IRS considers the use of private tax collectors
In the wake of the government shutdown, many organizations are facing a surplus of backlogged work that must be addressed. The IRS is often derided as being an inefficient organization, as many Nevada residents can attest to, which is why some senators are suggesting the organization might benefit from “outsourcing” some of its tax collection work. The result would be at least a partial privatization of tax collection, sourced to independent operators.

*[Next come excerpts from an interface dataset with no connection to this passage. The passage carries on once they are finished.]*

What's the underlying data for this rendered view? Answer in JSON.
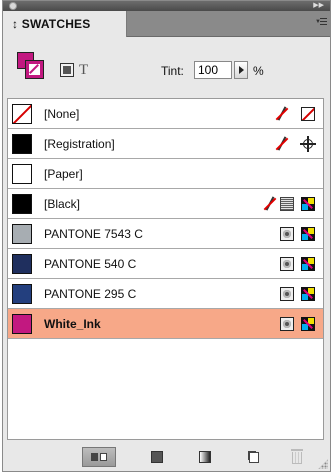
{
  "panel": {
    "tab_label": "SWATCHES",
    "tab_arrow": "↕"
  },
  "toolbar": {
    "format_text_glyph": "T",
    "tint_label": "Tint:",
    "tint_value": "100",
    "tint_unit": "%"
  },
  "swatches": [
    {
      "name": "[None]",
      "chip": "none",
      "color": "#ffffff",
      "editable": false,
      "type_icon": "none-icon"
    },
    {
      "name": "[Registration]",
      "chip": "solid",
      "color": "#000000",
      "editable": false,
      "type_icon": "registration-icon"
    },
    {
      "name": "[Paper]",
      "chip": "solid",
      "color": "#ffffff",
      "editable": true,
      "type_icon": ""
    },
    {
      "name": "[Black]",
      "chip": "solid",
      "color": "#000000",
      "editable": false,
      "type_icon": "process-cmyk-icon"
    },
    {
      "name": "PANTONE 7543 C",
      "chip": "solid",
      "color": "#a7adb2",
      "editable": true,
      "type_icon": "spot-cmyk-icon"
    },
    {
      "name": "PANTONE 540 C",
      "chip": "solid",
      "color": "#1f2f5e",
      "editable": true,
      "type_icon": "spot-cmyk-icon"
    },
    {
      "name": "PANTONE 295 C",
      "chip": "solid",
      "color": "#233f7e",
      "editable": true,
      "type_icon": "spot-cmyk-icon"
    },
    {
      "name": "White_Ink",
      "chip": "solid",
      "color": "#c21880",
      "editable": true,
      "type_icon": "spot-cmyk-icon",
      "selected": true
    }
  ],
  "colors": {
    "fill": "#c21880",
    "selected_row": "#f7a888",
    "panel_bg": "#e8e8e8"
  },
  "bottom_bar": {
    "buttons": [
      "show-all-swatches",
      "show-color-swatches",
      "show-gradient-swatches",
      "new-swatch",
      "delete-swatch"
    ]
  }
}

One senator in particular is championing this motion, citing a report from the Treasury Inspector General for Tax Collection in which a large increase in Tax Delinquent accounts has been recorded over the last several years. It is estimated that in the last decade, tax debts have been increased by a staggering $100 billion. This, the senator suggests, points to a failing in the tax collection system.

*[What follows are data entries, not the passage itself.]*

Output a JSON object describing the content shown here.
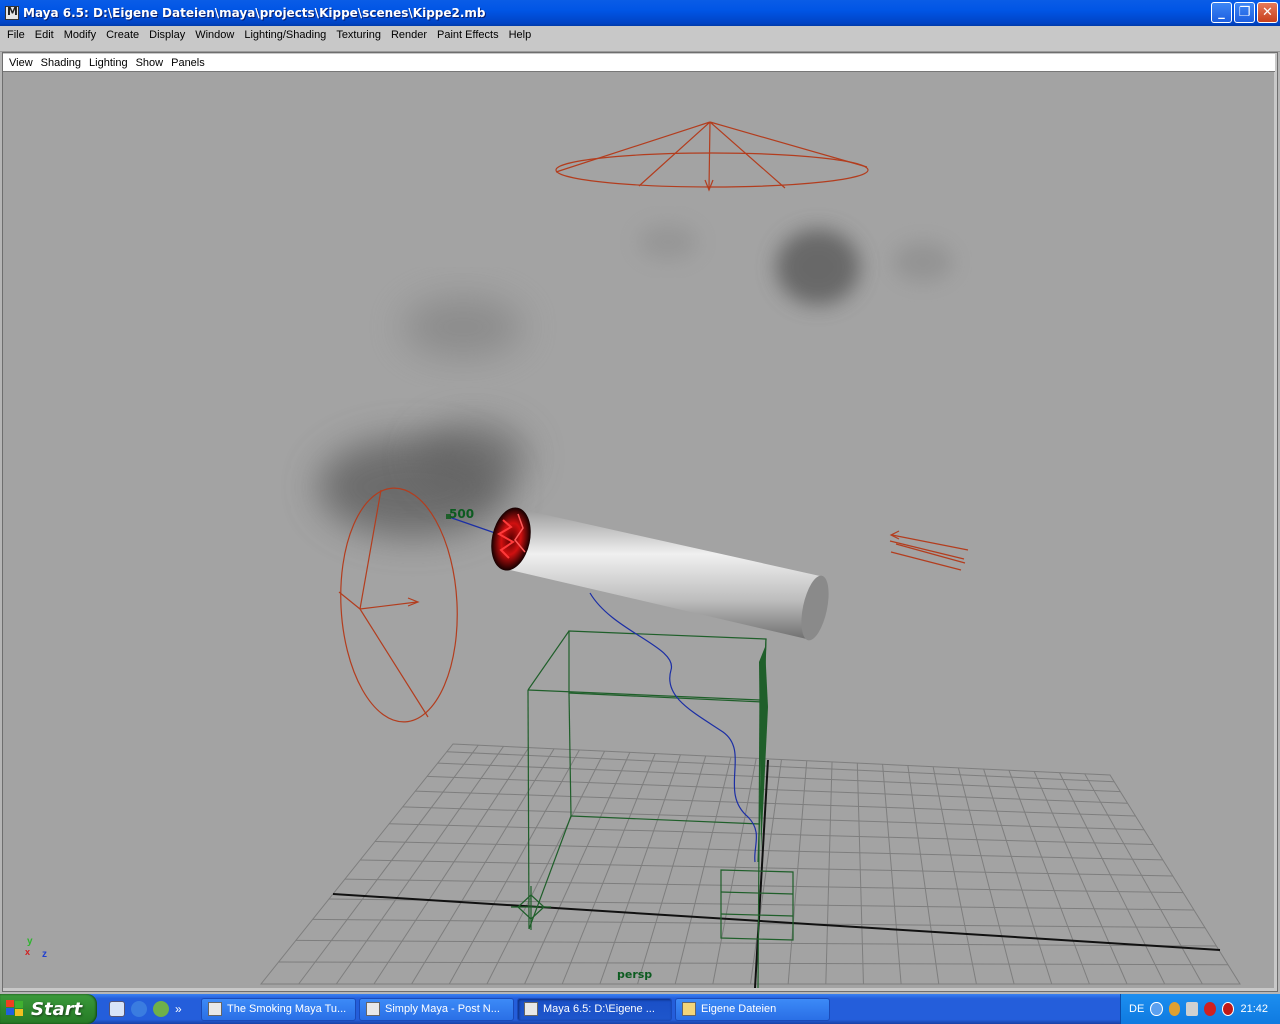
{
  "window": {
    "title": "Maya 6.5: D:\\Eigene Dateien\\maya\\projects\\Kippe\\scenes\\Kippe2.mb"
  },
  "main_menu": [
    "File",
    "Edit",
    "Modify",
    "Create",
    "Display",
    "Window",
    "Lighting/Shading",
    "Texturing",
    "Render",
    "Paint Effects",
    "Help"
  ],
  "panel_menu": [
    "View",
    "Shading",
    "Lighting",
    "Show",
    "Panels"
  ],
  "viewport": {
    "camera_label": "persp",
    "value_label": "500",
    "axis": {
      "x": "x",
      "y": "y",
      "z": "z"
    }
  },
  "taskbar": {
    "start_label": "Start",
    "quick_launch_more": "»",
    "tasks": [
      {
        "label": "The Smoking Maya Tu...",
        "active": false
      },
      {
        "label": "Simply Maya - Post N...",
        "active": false
      },
      {
        "label": "Maya 6.5: D:\\Eigene ...",
        "active": true
      },
      {
        "label": "Eigene Dateien",
        "active": false
      }
    ],
    "tray": {
      "language": "DE",
      "time": "21:42"
    }
  },
  "colors": {
    "titlebar": "#0055e5",
    "viewport_bg": "#a3a3a3",
    "light_wire": "#b33d1e",
    "field_wire": "#1f5f2a",
    "curve": "#1b2ea5"
  }
}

The senator goes on to point out that collecting the revenue upon which the government relies to operate is the primary function of the IRS, a function that is going ill-addressed by the revenue service. He references a trial run of independent tax collection that resulted in the retrieval of nearly $100 million he says would otherwise have gone uncollected. Independent reviews seem to support the idea that privatized tax collection may shore up the deficit in service, which means private tax collectors could soon be a common fixture in IRS procedure.

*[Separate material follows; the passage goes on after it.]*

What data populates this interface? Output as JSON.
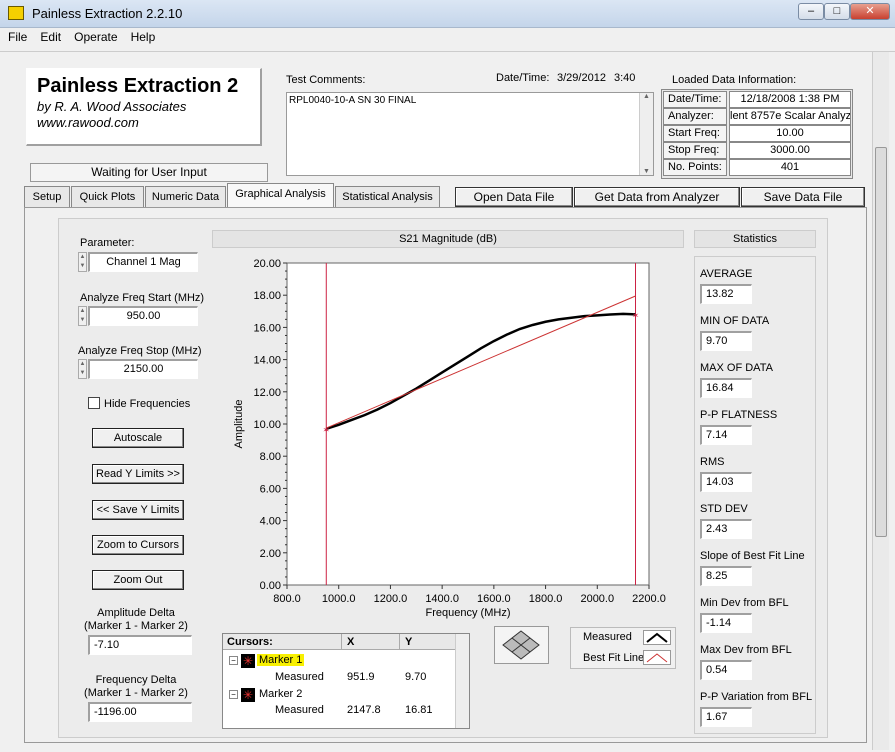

Nevada residents, like most Americans, do not wish to be in debt to the IRS if such a scenario is at all avoidable. Certainly, this is made even more pressing by the looming specter of private collectors given the freedom to pursue outstanding tax debts. It is ultimately the responsibility of the individual taxpayer to ensure his or her taxes are up-to-date in order to avoid run ins either with the IRS or their outsourced collectors in the future.
Source: Forbes, Dog The IRS Bounty Hunter? Private Tax Collectors Are Coming, Robert W. Wood, Nov. 6, 2013